|International Classification||F16L15/06, E21B17/042|
|Cooperative Classification||F16L15/004, E21B17/0423|
|European Classification||E21B17/042B, F16L15/00B6|
|Nov 28, 1994||AS||Assignment|
Owner name: AUSTIN OPTIMIZED TUBULAR CONNECTION, INC., LOUISIA
Free format text: ASSIGNMENT OF ASSIGNORS INTEREST;ASSIGNOR:JOHNSON, FRED W.;REEL/FRAME:007249/0224
Effective date: 19941105

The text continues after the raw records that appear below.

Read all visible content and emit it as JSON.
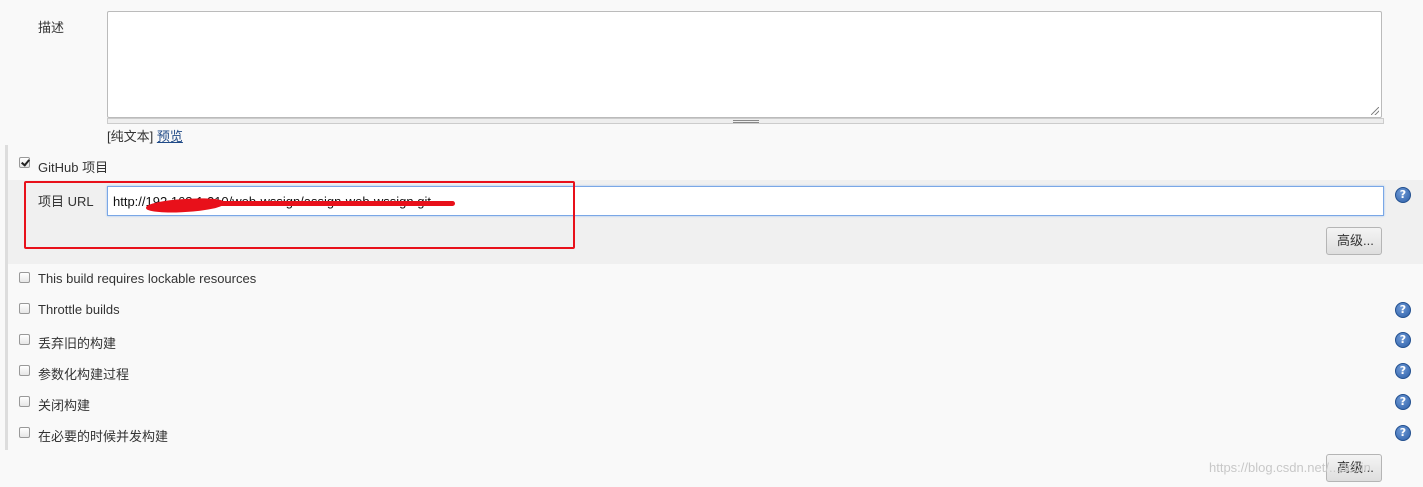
{
  "description": {
    "label": "描述",
    "value": "",
    "plain_text_label": "[纯文本]",
    "preview_link": "预览"
  },
  "github_project": {
    "label": "GitHub 项目",
    "checked": true,
    "url_label": "项目 URL",
    "url_value": "http://192.168.1.210/web-wssign/assign-web-wssign.git",
    "advanced_button": "高级..."
  },
  "options": [
    {
      "label": "This build requires lockable resources",
      "checked": false,
      "has_help": false
    },
    {
      "label": "Throttle builds",
      "checked": false,
      "has_help": true
    },
    {
      "label": "丢弃旧的构建",
      "checked": false,
      "has_help": true
    },
    {
      "label": "参数化构建过程",
      "checked": false,
      "has_help": true
    },
    {
      "label": "关闭构建",
      "checked": false,
      "has_help": true
    },
    {
      "label": "在必要的时候并发构建",
      "checked": false,
      "has_help": true
    }
  ],
  "bottom_advanced_button": "高级...",
  "help_icon": "question-circle-icon",
  "watermark": "https://blog.csdn.net/...dcbin",
  "colors": {
    "annotation_red": "#e8101a",
    "link_blue": "#204a87",
    "help_blue": "#2d5fa8"
  }
}
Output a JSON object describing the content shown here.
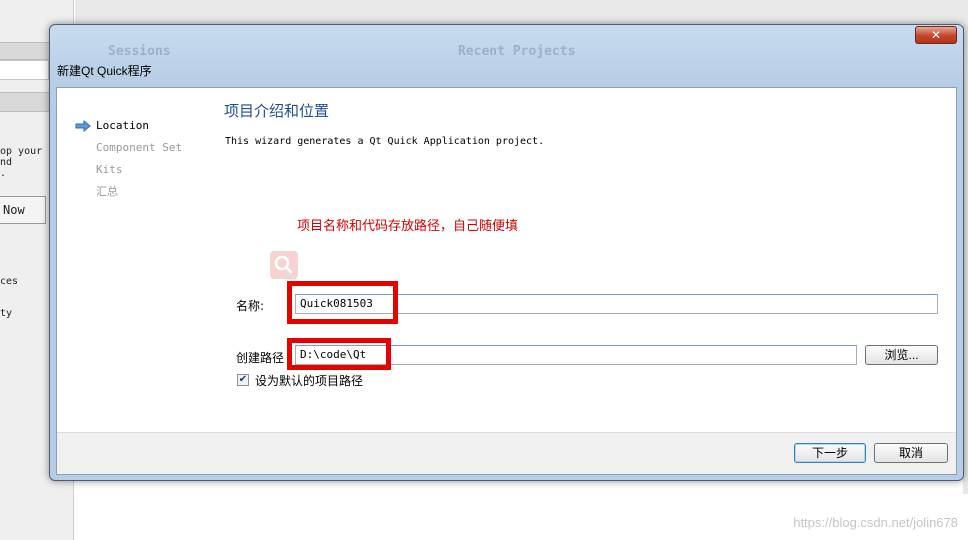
{
  "background": {
    "tab_left": "Sessions",
    "tab_right": "Recent Projects",
    "left_text_1": "op your\nnd\n.",
    "button_label": "Now",
    "left_text_2": "ces",
    "left_text_3": "ty"
  },
  "dialog": {
    "title": "新建Qt Quick程序",
    "close_glyph": "✕",
    "steps": [
      {
        "label": "Location",
        "active": true
      },
      {
        "label": "Component Set",
        "active": false
      },
      {
        "label": "Kits",
        "active": false
      },
      {
        "label": "汇总",
        "active": false
      }
    ],
    "page_title": "项目介绍和位置",
    "description": "This wizard generates a Qt Quick Application project.",
    "annotation": "项目名称和代码存放路径，自己随便填",
    "name_label": "名称:",
    "name_value": "Quick081503",
    "path_label": "创建路径",
    "path_value": "D:\\code\\Qt",
    "browse_label": "浏览...",
    "default_path_checkbox": {
      "label": "设为默认的项目路径",
      "checked": true
    },
    "next_label": "下一步",
    "cancel_label": "取消"
  },
  "watermark": "https://blog.csdn.net/jolin678",
  "colors": {
    "highlight": "#e60000",
    "title_blue": "#1f4e8c",
    "annotation_red": "#d40000"
  }
}
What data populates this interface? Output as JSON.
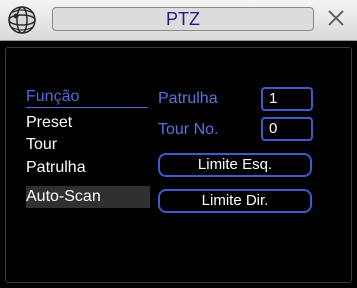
{
  "window": {
    "title": "PTZ"
  },
  "menu": {
    "header": "Função",
    "items": [
      {
        "label": "Preset"
      },
      {
        "label": "Tour"
      },
      {
        "label": "Patrulha"
      },
      {
        "label": "Auto-Scan",
        "selected": true
      }
    ]
  },
  "form": {
    "patrulha_label": "Patrulha",
    "patrulha_value": "1",
    "tour_label": "Tour No.",
    "tour_value": "0",
    "limit_left_label": "Limite Esq.",
    "limit_right_label": "Limite Dir."
  },
  "colors": {
    "accent": "#3d5ad0",
    "label": "#5a73e0",
    "text": "#ffffff",
    "background": "#000000"
  },
  "icons": {
    "app": "camera-globe-icon",
    "close": "close-icon"
  }
}
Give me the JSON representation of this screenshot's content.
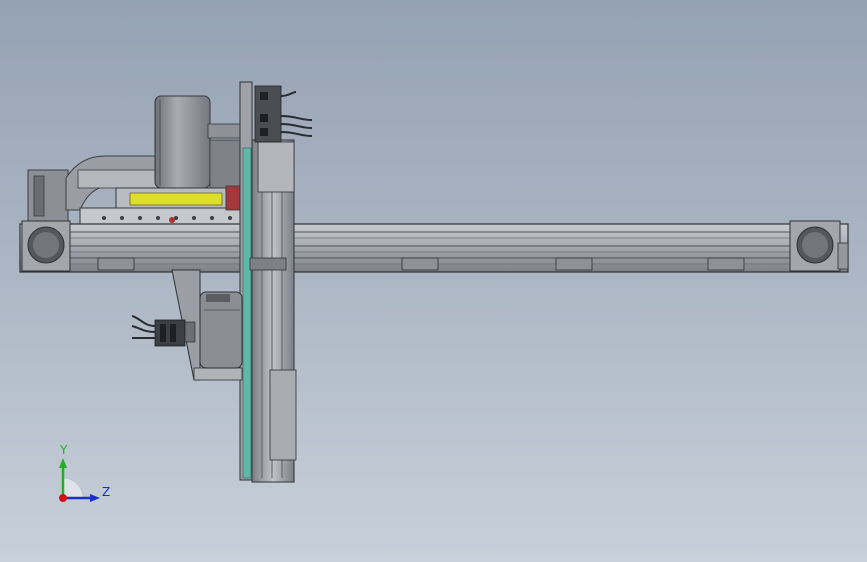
{
  "triad": {
    "y_label": "Y",
    "z_label": "Z",
    "colors": {
      "y": "#1fb41f",
      "z": "#1a2fc8",
      "origin": "#d01010"
    }
  },
  "colors": {
    "background_top": "#95a2b3",
    "background_bottom": "#c8d0da",
    "rail": "#a7aaaf",
    "steel_dark": "#5c5f66",
    "steel_mid": "#8b8f96",
    "accent_yellow": "#dede2a",
    "accent_teal": "#5fb8a8",
    "accent_red": "#b03030"
  },
  "icons": [
    "coordinate-triad-icon"
  ]
}
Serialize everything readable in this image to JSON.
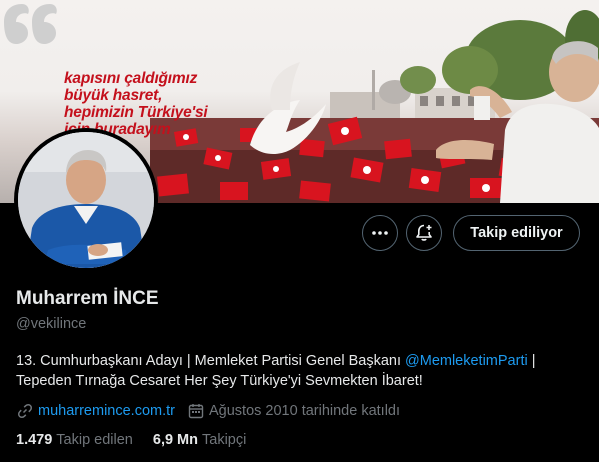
{
  "banner": {
    "lines": [
      "kapısını çaldığımız",
      "büyük hasret,",
      "hepimizin Türkiye'si",
      "için buradayım"
    ]
  },
  "profile": {
    "name": "Muharrem İNCE",
    "handle": "@vekilince",
    "bio_line1_text": "13. Cumhurbaşkanı Adayı | Memleket Partisi Genel Başkanı ",
    "bio_line1_mention": "@MemleketimParti",
    "bio_line1_end": " |",
    "bio_line2": "Tepeden Tırnağa Cesaret Her Şey Türkiye'yi Sevmekten İbaret!",
    "website": "muharremince.com.tr",
    "joined": "Ağustos 2010 tarihinde katıldı"
  },
  "actions": {
    "more_icon": "more-icon",
    "notify_icon": "bell-plus-icon",
    "follow_label": "Takip ediliyor"
  },
  "stats": {
    "following_count": "1.479",
    "following_label": "Takip edilen",
    "followers_count": "6,9 Mn",
    "followers_label": "Takipçi"
  },
  "colors": {
    "background": "#000000",
    "accent": "#1d9bf0",
    "muted": "#71767b",
    "banner_red": "#c4101c"
  }
}
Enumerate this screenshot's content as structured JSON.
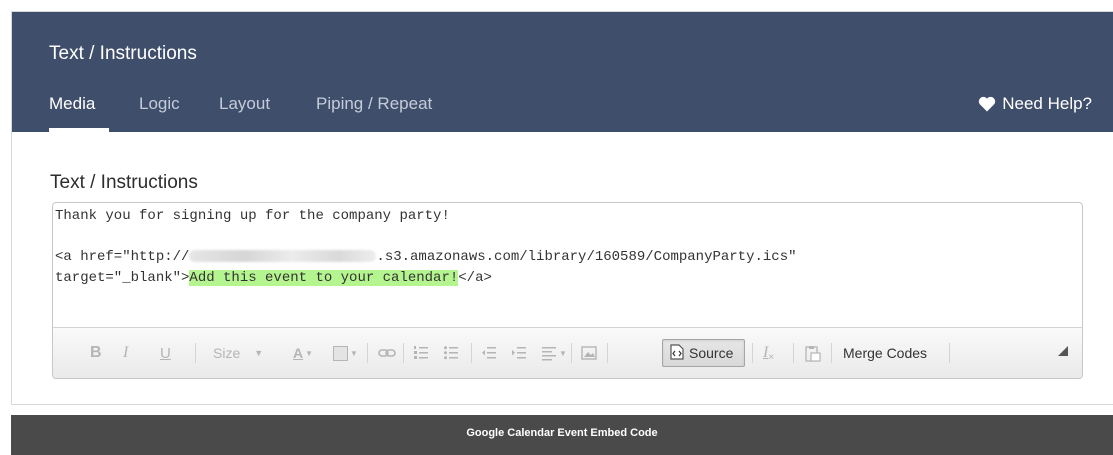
{
  "header": {
    "title": "Text / Instructions",
    "tabs": [
      {
        "label": "Media",
        "active": true
      },
      {
        "label": "Logic",
        "active": false
      },
      {
        "label": "Layout",
        "active": false
      },
      {
        "label": "Piping / Repeat",
        "active": false
      }
    ],
    "help_label": "Need Help?",
    "help_icon": "heart-icon"
  },
  "editor": {
    "label": "Text / Instructions",
    "line1": "Thank you for signing up for the company party!",
    "line3_prefix": "<a href=\"http://",
    "line3_suffix": ".s3.amazonaws.com/library/160589/CompanyParty.ics\"",
    "line4_prefix": "target=\"_blank\">",
    "line4_highlight": "Add this event to your calendar!",
    "line4_suffix": "</a>",
    "highlight_color": "#b5f58f"
  },
  "toolbar": {
    "bold": "B",
    "italic": "I",
    "underline": "U",
    "size_label": "Size",
    "text_color_label": "A",
    "source_label": "Source",
    "remove_format_label": "I",
    "merge_codes_label": "Merge Codes"
  },
  "footer": {
    "title": "Google Calendar Event Embed Code"
  },
  "colors": {
    "header_bg": "#3f4e6b",
    "footer_bg": "#4a4a4a"
  }
}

|Apr 4, 1996||FPAY||Fee payment|
Year of fee payment: 4
|May 9, 2000||REMI||Maintenance fee reminder mailed|
|Oct 15, 2000||LAPS||Lapse for failure to pay maintenance fees|
|Dec 19, 2000||FP||Expired due to failure to pay maintenance fee|
Effective date: 20001013